CAAFlog » Court-Martial News » MG Grazioplene

Back in August, in this post, I noted that the Army held an Article 32 preliminary hearing in a case involving allegations that now-retired Major General James J. Grazioplene committed rape on six occasions while on active duty in 1983-1989.

Those allegations were referred for trial and the Washington Post recently reported here that:

Retired Maj. Gen. James J. Grazioplene appeared Tuesday at Fort Belvoir, Va., for his first hearing following an Army general’s decision last month to send the case to a court-martial. Grazioplene, 68, is accused of repeatedly raping a young girl between 1983 and 1989.

The allegations have put the Army in highly unusual territory. The pending trial will mark one of only a few cases since World War II in which a general officer has been prosecuted in open court.

Grazioplene was a major serving at Fort Leavenworth in Kansas when the alleged rapes began, according to court documents. He has not entered a plea.

Continuing court-martial jurisdiction over people who retire from a regular component of the armed forces – which isn’t retirement in the ordinary meaning of the term, but rather is merely a change in military status – has been a hot topic since the NMCCA’s opinion in United States v. Dinger, 76 M.J. 552, No. 201600108 (N.M. Ct. Crim. App. Mar. 28, 2017) (discussed here).
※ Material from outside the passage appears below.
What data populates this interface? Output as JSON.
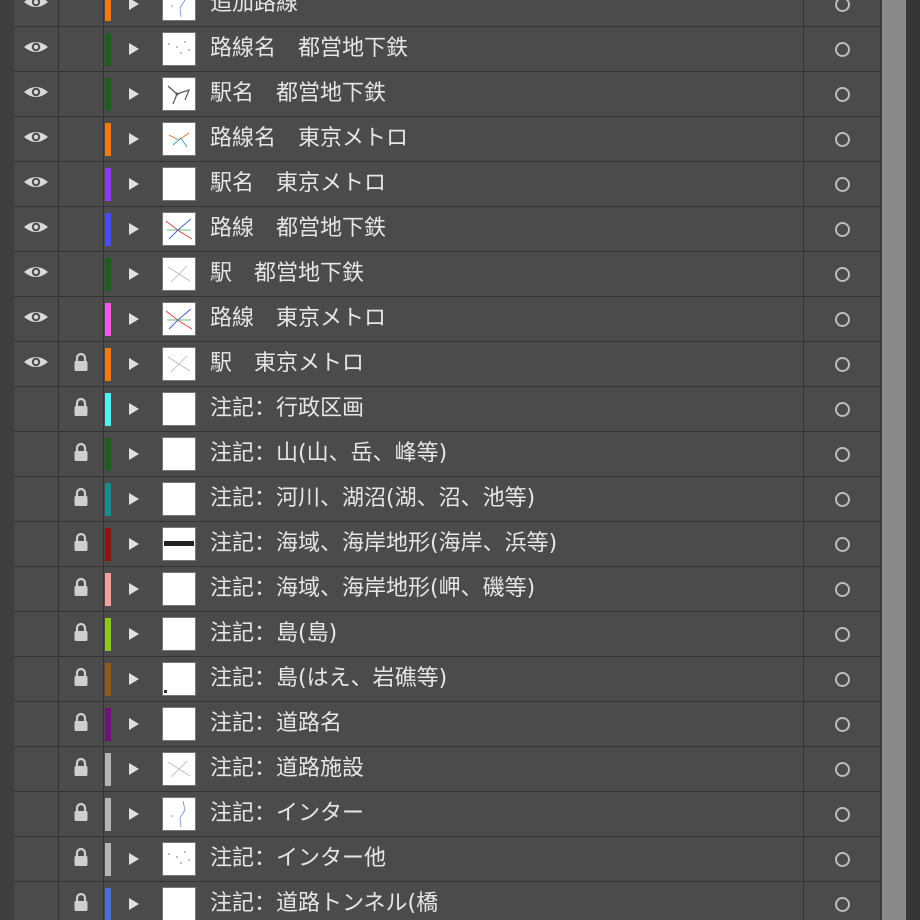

The Grazioplene case also raises issues of the statute of limitations and due process for an accused brought to trial decades after an alleged offense. CAAF is considering similar concerns in the interlocutory Air Force case of United States v. Mangahas, No. 17-0434/AF (CAAFlog case page).

An Article 32 preliminary hearing was held over the weekend to consider allegations of rape of a child by retired Army Major General James J. Grazioplene. According to this associated press report:

The Washington Post obtained charging documents under the Freedom of Information Act that show Grazioplene is accused of committing rape on six occasions between 1983 and 1989 while stationed in the United States and Germany.

Earlier this year, in this post, I discussed the NMCCA’s opinion in United States v. Dinger, 76 M.J. 552, No. 201600108 (N.M. Ct. Crim. App. Mar. 28, 2017), in which a three-judge panel of that court affirmed that military retirement isn’t really retirement, it’s merely a change in duty status, and those who retire from active duty and receive retired pay remain subject to the UCMJ.

But the Grazioplene case raises a different issue: whether the prosecution is barred by the statute of limitations. Article 43 contains a broad, five-year statute of limitations, and the exception for child abuse offenses wasn’t added until 2003. In United States v. Lopez de Victoria, 66 M.J. 67, 74 (C.A.A.F. 2008), CAAF held that the change was prospective only:

Considering the lack of any indication of congressional intent to apply the 2003 amendment retrospectively to cases such as this, the general presumption against retrospective legislation in the absence of such an indication and the general presumption of liberal construction of criminal statutes of limitation in favor of repose, we decline to extend the reach of the 2003 amendment to Article 43, UCMJ, to cases which arose prior to the amendment of the statute.

Update / Correction: Except that in 1986 Congress amended Article 43 to eliminate any statute of limitations for “any offense punishable by death,” and rape was at the time a capital offense.

News reports about the Grazioplene case (including this military.com story and this Washington Post story) provide little additional detail about the facts of the case.